One is the quarterback play. The return of Bill Stull should provide a major upgrade, in terms of leadership and also expanding the playbook. He’s spent four years in the system (compared to one for Kevan Smith and only a few weeks for Pat Bostick last season), learned under a workaholic in Tyler Palko and has the confidence of the players and coaches alike.
The other, and perhaps more important, is how the Panthers deal with inevitable injuries. Football is a physical game, and players are going to get hurt. This is the best-conditioned Pitt football team I’ve seen in some time, yet the players lost in training camp were to non-contact injuries.
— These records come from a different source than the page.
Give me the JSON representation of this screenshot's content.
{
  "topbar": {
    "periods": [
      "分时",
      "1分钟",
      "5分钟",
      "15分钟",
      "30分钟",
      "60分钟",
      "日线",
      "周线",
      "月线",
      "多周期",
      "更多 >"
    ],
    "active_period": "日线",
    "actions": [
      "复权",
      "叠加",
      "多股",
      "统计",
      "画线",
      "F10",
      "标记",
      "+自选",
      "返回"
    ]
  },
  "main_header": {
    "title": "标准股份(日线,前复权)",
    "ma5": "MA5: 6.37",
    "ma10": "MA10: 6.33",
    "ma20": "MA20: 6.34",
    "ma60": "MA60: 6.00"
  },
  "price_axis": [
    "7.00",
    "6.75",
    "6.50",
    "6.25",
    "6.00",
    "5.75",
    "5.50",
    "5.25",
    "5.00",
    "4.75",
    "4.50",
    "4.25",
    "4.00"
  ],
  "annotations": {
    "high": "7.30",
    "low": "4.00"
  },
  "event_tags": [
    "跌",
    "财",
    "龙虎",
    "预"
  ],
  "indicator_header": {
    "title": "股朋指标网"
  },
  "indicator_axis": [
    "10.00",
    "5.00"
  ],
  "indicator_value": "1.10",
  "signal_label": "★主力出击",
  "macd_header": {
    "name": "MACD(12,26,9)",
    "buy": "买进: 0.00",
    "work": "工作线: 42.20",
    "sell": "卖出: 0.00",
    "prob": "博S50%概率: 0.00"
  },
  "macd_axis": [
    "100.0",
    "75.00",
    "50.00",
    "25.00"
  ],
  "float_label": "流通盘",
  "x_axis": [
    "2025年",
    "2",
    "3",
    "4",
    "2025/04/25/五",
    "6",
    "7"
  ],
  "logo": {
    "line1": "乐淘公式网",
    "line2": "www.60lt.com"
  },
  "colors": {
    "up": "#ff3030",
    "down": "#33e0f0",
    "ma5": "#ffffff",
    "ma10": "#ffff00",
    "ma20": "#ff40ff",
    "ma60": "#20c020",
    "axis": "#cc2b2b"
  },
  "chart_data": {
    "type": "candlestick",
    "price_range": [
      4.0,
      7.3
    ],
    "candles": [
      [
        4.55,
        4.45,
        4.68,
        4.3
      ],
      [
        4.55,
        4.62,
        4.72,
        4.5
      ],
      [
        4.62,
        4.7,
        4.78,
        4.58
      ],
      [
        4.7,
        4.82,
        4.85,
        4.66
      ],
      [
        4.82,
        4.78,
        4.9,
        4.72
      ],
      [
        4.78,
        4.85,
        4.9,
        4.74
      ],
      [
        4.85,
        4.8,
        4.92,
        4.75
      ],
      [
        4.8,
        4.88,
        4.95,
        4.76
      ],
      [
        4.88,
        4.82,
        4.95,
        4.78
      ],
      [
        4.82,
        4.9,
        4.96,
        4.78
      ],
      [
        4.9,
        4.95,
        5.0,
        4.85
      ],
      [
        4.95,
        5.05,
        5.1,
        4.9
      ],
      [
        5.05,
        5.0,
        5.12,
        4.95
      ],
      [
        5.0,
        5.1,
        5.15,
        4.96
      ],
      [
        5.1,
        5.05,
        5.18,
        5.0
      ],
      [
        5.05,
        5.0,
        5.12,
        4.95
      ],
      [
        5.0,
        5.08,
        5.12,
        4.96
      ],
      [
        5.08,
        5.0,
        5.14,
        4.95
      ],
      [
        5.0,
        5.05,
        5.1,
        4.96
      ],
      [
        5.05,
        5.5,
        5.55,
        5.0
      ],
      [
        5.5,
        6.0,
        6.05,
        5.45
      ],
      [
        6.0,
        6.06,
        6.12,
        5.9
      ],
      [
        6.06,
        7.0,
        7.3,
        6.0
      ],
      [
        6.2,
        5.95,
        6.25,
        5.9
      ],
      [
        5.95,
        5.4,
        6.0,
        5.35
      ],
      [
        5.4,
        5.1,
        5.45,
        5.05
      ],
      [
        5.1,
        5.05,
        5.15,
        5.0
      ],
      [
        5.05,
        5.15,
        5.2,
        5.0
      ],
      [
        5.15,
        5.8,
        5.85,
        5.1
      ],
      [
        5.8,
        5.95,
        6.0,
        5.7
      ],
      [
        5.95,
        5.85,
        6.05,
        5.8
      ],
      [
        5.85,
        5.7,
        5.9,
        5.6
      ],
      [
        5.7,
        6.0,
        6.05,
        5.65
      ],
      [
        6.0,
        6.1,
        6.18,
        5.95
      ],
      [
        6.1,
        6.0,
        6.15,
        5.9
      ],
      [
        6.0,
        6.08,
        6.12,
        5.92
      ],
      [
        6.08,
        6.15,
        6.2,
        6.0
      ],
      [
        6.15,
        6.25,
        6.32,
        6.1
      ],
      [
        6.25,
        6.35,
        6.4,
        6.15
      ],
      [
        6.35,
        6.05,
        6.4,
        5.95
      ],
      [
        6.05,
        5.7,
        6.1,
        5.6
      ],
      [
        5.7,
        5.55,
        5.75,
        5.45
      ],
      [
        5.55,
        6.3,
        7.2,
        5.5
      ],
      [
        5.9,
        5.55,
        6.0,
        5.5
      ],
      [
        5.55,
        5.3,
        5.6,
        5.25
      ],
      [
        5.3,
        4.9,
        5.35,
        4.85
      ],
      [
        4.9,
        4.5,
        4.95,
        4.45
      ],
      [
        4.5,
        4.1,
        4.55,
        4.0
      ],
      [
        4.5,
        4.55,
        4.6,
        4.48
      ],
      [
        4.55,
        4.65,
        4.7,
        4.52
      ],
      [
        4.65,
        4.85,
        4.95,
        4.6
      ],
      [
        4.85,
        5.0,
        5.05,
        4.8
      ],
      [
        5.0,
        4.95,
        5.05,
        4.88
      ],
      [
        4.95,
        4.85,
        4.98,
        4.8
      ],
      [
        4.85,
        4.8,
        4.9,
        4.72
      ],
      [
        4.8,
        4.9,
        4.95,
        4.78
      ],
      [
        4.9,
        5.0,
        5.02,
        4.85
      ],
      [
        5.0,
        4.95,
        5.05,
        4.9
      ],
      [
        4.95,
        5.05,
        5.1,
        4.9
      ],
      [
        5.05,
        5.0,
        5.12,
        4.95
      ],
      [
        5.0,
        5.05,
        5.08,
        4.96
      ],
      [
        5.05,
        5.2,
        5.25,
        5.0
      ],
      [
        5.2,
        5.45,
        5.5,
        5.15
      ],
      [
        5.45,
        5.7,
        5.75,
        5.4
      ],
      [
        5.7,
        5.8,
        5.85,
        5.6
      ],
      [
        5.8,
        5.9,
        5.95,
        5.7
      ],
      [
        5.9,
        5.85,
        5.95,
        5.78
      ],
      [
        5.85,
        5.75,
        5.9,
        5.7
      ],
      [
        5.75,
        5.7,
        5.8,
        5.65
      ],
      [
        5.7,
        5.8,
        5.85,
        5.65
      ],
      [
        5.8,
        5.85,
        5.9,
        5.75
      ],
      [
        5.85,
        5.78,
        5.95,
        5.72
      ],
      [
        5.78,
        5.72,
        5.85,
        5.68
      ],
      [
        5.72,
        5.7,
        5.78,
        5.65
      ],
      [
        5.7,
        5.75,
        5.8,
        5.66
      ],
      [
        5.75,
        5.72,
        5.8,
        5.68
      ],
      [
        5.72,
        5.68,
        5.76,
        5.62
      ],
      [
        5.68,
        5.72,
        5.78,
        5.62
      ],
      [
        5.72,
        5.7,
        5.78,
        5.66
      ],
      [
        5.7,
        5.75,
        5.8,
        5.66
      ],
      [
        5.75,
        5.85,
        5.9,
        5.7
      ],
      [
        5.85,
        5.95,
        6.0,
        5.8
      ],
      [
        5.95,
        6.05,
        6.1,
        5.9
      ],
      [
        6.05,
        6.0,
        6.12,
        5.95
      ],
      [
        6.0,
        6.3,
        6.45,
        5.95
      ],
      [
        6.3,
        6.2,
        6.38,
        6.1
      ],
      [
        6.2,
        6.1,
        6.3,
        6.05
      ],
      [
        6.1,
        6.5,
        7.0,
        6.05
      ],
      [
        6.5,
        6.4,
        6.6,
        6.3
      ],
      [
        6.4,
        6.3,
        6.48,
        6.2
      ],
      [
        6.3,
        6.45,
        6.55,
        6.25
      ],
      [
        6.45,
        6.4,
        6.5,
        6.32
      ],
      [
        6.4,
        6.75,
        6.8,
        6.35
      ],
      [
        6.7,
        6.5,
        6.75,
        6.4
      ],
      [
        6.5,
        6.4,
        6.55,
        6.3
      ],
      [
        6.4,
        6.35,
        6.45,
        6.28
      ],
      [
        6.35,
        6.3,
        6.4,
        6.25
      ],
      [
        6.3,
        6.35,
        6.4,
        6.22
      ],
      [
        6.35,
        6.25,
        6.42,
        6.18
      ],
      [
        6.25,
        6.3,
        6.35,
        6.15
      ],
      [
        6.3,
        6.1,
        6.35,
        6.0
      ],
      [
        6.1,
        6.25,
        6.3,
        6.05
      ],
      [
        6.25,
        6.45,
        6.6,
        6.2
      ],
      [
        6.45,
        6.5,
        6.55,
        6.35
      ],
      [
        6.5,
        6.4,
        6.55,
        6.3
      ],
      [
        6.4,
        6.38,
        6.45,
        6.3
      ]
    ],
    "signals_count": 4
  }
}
Pitt’s depth is going to be exposed at some point, which could be a good thing at some positions (defensive line) and a scary thing at others (linebackers, safeties). How the Panthers, specifically the backups at those positions, respond when injuries occur will show whether they are ready to contend for the Big East Conference championship.
* Finally, I want to say “thank you” to all of those who have extended their praise of the blog during training camp, whether in person (my wife even heard from a Morgantown resident and faithful reader at FanFest) or via e-mail or message boards.
The players and coaches aren’t the only ones putting in long hours at training camp. My typical work day went from 8 a.m. until 9 p.m., with some longer and a few shorter. Even on the days I didn’t cover practice (thank you, too, John Grupp), I was at the Duratz Athletic Complex, working ahead on other stories for our Sunday section and football section.
As always, it’s well worth it.
Feel free to drop me an e-mail at email@example.com with suggestions anytime, as I’m always looking for feedback and ideas.